- _What you have to do_
The response should consist of every record, reproduced exactly.

————————

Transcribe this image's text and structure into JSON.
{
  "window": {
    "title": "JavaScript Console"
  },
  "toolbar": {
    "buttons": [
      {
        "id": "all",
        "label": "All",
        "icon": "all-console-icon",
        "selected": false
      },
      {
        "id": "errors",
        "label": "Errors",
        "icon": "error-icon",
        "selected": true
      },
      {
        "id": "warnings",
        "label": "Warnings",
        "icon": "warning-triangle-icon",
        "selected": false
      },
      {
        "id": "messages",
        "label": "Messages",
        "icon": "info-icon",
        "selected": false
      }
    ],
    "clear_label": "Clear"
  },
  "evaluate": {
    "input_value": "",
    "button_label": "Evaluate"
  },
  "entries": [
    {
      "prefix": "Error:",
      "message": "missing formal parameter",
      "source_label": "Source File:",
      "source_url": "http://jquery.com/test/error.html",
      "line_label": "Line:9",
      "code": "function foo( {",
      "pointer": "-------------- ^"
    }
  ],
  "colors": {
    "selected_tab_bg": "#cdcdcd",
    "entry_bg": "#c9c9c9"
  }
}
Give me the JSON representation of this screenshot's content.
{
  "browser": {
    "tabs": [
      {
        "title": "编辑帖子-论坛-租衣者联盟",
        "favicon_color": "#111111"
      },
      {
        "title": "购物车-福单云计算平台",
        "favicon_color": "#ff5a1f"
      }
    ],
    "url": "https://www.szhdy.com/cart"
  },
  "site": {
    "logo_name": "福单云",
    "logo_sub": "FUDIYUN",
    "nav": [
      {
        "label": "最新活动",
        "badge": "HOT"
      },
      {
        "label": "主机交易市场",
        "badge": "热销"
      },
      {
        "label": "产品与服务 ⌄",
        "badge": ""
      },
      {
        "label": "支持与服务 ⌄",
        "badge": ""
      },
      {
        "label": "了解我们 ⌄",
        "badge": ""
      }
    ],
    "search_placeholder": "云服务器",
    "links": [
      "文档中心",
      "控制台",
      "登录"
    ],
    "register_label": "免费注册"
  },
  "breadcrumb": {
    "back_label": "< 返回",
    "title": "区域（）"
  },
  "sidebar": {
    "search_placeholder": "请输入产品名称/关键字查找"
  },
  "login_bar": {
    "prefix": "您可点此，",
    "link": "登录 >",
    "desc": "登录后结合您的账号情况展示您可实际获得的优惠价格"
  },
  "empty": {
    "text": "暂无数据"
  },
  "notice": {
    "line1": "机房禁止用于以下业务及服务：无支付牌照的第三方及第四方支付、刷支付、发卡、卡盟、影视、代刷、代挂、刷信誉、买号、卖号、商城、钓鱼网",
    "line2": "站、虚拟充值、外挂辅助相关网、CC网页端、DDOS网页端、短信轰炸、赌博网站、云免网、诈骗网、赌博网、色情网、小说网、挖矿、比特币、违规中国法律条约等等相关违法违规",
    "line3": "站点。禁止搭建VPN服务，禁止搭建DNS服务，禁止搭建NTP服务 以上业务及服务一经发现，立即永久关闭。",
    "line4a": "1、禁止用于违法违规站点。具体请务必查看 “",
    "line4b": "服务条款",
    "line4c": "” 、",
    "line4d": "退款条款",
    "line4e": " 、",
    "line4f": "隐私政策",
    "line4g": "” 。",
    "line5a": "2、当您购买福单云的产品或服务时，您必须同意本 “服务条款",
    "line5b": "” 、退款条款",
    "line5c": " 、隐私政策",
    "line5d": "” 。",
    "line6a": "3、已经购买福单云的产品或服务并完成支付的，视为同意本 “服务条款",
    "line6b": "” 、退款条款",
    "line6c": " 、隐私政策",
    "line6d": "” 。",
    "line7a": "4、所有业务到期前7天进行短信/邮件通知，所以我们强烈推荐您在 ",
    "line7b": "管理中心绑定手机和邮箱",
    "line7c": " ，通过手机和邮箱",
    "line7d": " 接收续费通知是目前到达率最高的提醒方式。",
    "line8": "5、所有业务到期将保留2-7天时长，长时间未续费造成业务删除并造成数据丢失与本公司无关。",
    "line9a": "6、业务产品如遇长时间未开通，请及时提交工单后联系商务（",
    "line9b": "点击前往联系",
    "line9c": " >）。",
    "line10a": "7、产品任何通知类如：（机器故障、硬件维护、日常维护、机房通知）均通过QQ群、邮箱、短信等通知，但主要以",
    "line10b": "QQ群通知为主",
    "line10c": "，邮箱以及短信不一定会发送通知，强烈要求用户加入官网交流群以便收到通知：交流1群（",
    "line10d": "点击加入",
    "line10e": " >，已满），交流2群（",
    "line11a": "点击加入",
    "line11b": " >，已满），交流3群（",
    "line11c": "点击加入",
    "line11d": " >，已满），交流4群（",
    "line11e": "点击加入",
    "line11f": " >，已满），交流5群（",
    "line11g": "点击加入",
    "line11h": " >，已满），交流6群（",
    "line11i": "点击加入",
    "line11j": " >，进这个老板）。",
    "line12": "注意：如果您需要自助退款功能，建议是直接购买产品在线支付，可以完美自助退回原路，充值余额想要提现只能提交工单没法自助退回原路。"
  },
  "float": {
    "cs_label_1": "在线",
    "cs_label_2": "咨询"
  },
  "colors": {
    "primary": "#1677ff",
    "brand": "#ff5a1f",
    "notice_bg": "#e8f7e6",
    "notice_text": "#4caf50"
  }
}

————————

- _Exercise result_
Transcribe this image's text and structure into JSON.
{
  "window": {
    "title": "JavaScript Console"
  },
  "toolbar": {
    "buttons": [
      {
        "id": "all",
        "label": "All",
        "icon": "all-console-icon",
        "selected": false
      },
      {
        "id": "errors",
        "label": "Errors",
        "icon": "error-icon",
        "selected": true
      },
      {
        "id": "warnings",
        "label": "Warnings",
        "icon": "warning-triangle-icon",
        "selected": false
      },
      {
        "id": "messages",
        "label": "Messages",
        "icon": "info-icon",
        "selected": false
      }
    ],
    "clear_label": "Clear"
  },
  "evaluate": {
    "input_value": "",
    "button_label": "Evaluate"
  },
  "entries": [
    {
      "prefix": "Error:",
      "message": "missing formal parameter",
      "source_label": "Source File:",
      "source_url": "http://jquery.com/test/error.html",
      "line_label": "Line:9",
      "code": "function foo( {",
      "pointer": "-------------- ^"
    }
  ],
  "colors": {
    "selected_tab_bg": "#cdcdcd",
    "entry_bg": "#c9c9c9"
  }
}
Give me the JSON representation of this screenshot's content.
{
  "browser": {
    "tabs": [
      {
        "title": "编辑帖子-论坛-租衣者联盟",
        "favicon_color": "#111111"
      },
      {
        "title": "购物车-福单云计算平台",
        "favicon_color": "#ff5a1f"
      }
    ],
    "url": "https://www.szhdy.com/cart"
  },
  "site": {
    "logo_name": "福单云",
    "logo_sub": "FUDIYUN",
    "nav": [
      {
        "label": "最新活动",
        "badge": "HOT"
      },
      {
        "label": "主机交易市场",
        "badge": "热销"
      },
      {
        "label": "产品与服务 ⌄",
        "badge": ""
      },
      {
        "label": "支持与服务 ⌄",
        "badge": ""
      },
      {
        "label": "了解我们 ⌄",
        "badge": ""
      }
    ],
    "search_placeholder": "云服务器",
    "links": [
      "文档中心",
      "控制台",
      "登录"
    ],
    "register_label": "免费注册"
  },
  "breadcrumb": {
    "back_label": "< 返回",
    "title": "区域（）"
  },
  "sidebar": {
    "search_placeholder": "请输入产品名称/关键字查找"
  },
  "login_bar": {
    "prefix": "您可点此，",
    "link": "登录 >",
    "desc": "登录后结合您的账号情况展示您可实际获得的优惠价格"
  },
  "empty": {
    "text": "暂无数据"
  },
  "notice": {
    "line1": "机房禁止用于以下业务及服务：无支付牌照的第三方及第四方支付、刷支付、发卡、卡盟、影视、代刷、代挂、刷信誉、买号、卖号、商城、钓鱼网",
    "line2": "站、虚拟充值、外挂辅助相关网、CC网页端、DDOS网页端、短信轰炸、赌博网站、云免网、诈骗网、赌博网、色情网、小说网、挖矿、比特币、违规中国法律条约等等相关违法违规",
    "line3": "站点。禁止搭建VPN服务，禁止搭建DNS服务，禁止搭建NTP服务 以上业务及服务一经发现，立即永久关闭。",
    "line4a": "1、禁止用于违法违规站点。具体请务必查看 “",
    "line4b": "服务条款",
    "line4c": "” 、",
    "line4d": "退款条款",
    "line4e": " 、",
    "line4f": "隐私政策",
    "line4g": "” 。",
    "line5a": "2、当您购买福单云的产品或服务时，您必须同意本 “服务条款",
    "line5b": "” 、退款条款",
    "line5c": " 、隐私政策",
    "line5d": "” 。",
    "line6a": "3、已经购买福单云的产品或服务并完成支付的，视为同意本 “服务条款",
    "line6b": "” 、退款条款",
    "line6c": " 、隐私政策",
    "line6d": "” 。",
    "line7a": "4、所有业务到期前7天进行短信/邮件通知，所以我们强烈推荐您在 ",
    "line7b": "管理中心绑定手机和邮箱",
    "line7c": " ，通过手机和邮箱",
    "line7d": " 接收续费通知是目前到达率最高的提醒方式。",
    "line8": "5、所有业务到期将保留2-7天时长，长时间未续费造成业务删除并造成数据丢失与本公司无关。",
    "line9a": "6、业务产品如遇长时间未开通，请及时提交工单后联系商务（",
    "line9b": "点击前往联系",
    "line9c": " >）。",
    "line10a": "7、产品任何通知类如：（机器故障、硬件维护、日常维护、机房通知）均通过QQ群、邮箱、短信等通知，但主要以",
    "line10b": "QQ群通知为主",
    "line10c": "，邮箱以及短信不一定会发送通知，强烈要求用户加入官网交流群以便收到通知：交流1群（",
    "line10d": "点击加入",
    "line10e": " >，已满），交流2群（",
    "line11a": "点击加入",
    "line11b": " >，已满），交流3群（",
    "line11c": "点击加入",
    "line11d": " >，已满），交流4群（",
    "line11e": "点击加入",
    "line11f": " >，已满），交流5群（",
    "line11g": "点击加入",
    "line11h": " >，已满），交流6群（",
    "line11i": "点击加入",
    "line11j": " >，进这个老板）。",
    "line12": "注意：如果您需要自助退款功能，建议是直接购买产品在线支付，可以完美自助退回原路，充值余额想要提现只能提交工单没法自助退回原路。"
  },
  "float": {
    "cs_label_1": "在线",
    "cs_label_2": "咨询"
  },
  "colors": {
    "primary": "#1677ff",
    "brand": "#ff5a1f",
    "notice_bg": "#e8f7e6",
    "notice_text": "#4caf50"
  }
}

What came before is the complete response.